§ **Description of the task**: The result should be an exact copy of the entries below, free of pictures.

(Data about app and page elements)

══════════════════════════════

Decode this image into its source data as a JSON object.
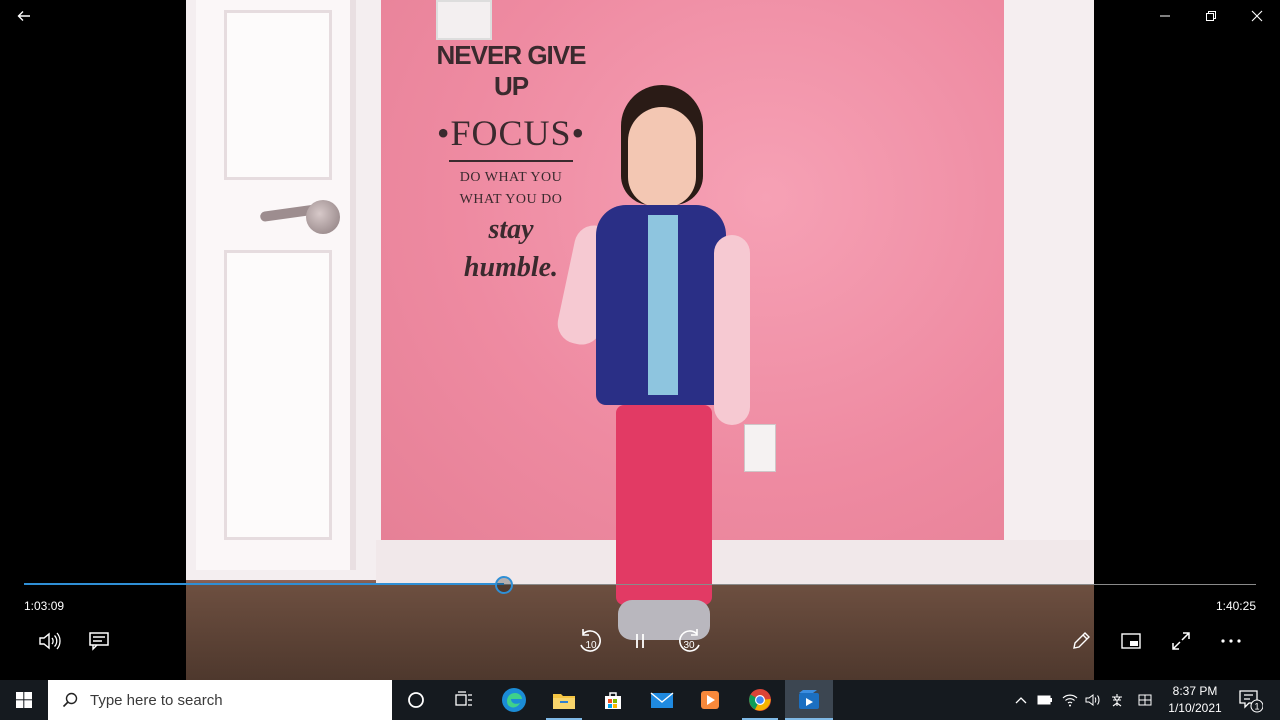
{
  "player": {
    "current_time": "1:03:09",
    "total_time": "1:40:25",
    "progress_fraction": 0.3897,
    "skip_back_seconds": "10",
    "skip_forward_seconds": "30",
    "state": "playing",
    "accent_color": "#2f8fd6"
  },
  "video_frame": {
    "wall_text": {
      "line1": "NEVER GIVE UP",
      "line2": "•FOCUS•",
      "line3": "DO WHAT YOU",
      "line4": "WHAT YOU DO",
      "line5": "stay",
      "line6": "humble."
    }
  },
  "controls": {
    "left": [
      "volume-icon",
      "subtitles-icon"
    ],
    "center": [
      "skip-back-10-icon",
      "pause-icon",
      "skip-forward-30-icon"
    ],
    "right": [
      "pencil-icon",
      "mini-view-icon",
      "fullscreen-icon",
      "more-icon"
    ]
  },
  "taskbar": {
    "search_placeholder": "Type here to search",
    "apps": [
      "cortana-icon",
      "task-view-icon",
      "edge-icon",
      "file-explorer-icon",
      "store-icon",
      "mail-icon",
      "media-player-icon",
      "chrome-icon",
      "movies-tv-icon"
    ],
    "clock_time": "8:37 PM",
    "clock_date": "1/10/2021",
    "notification_count": "1",
    "background_color": "#151a1f"
  }
}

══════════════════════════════

§ **Solved problem**:
Decode this image into its source data as a JSON object.
{
  "player": {
    "current_time": "1:03:09",
    "total_time": "1:40:25",
    "progress_fraction": 0.3897,
    "skip_back_seconds": "10",
    "skip_forward_seconds": "30",
    "state": "playing",
    "accent_color": "#2f8fd6"
  },
  "video_frame": {
    "wall_text": {
      "line1": "NEVER GIVE UP",
      "line2": "•FOCUS•",
      "line3": "DO WHAT YOU",
      "line4": "WHAT YOU DO",
      "line5": "stay",
      "line6": "humble."
    }
  },
  "controls": {
    "left": [
      "volume-icon",
      "subtitles-icon"
    ],
    "center": [
      "skip-back-10-icon",
      "pause-icon",
      "skip-forward-30-icon"
    ],
    "right": [
      "pencil-icon",
      "mini-view-icon",
      "fullscreen-icon",
      "more-icon"
    ]
  },
  "taskbar": {
    "search_placeholder": "Type here to search",
    "apps": [
      "cortana-icon",
      "task-view-icon",
      "edge-icon",
      "file-explorer-icon",
      "store-icon",
      "mail-icon",
      "media-player-icon",
      "chrome-icon",
      "movies-tv-icon"
    ],
    "clock_time": "8:37 PM",
    "clock_date": "1/10/2021",
    "notification_count": "1",
    "background_color": "#151a1f"
  }
}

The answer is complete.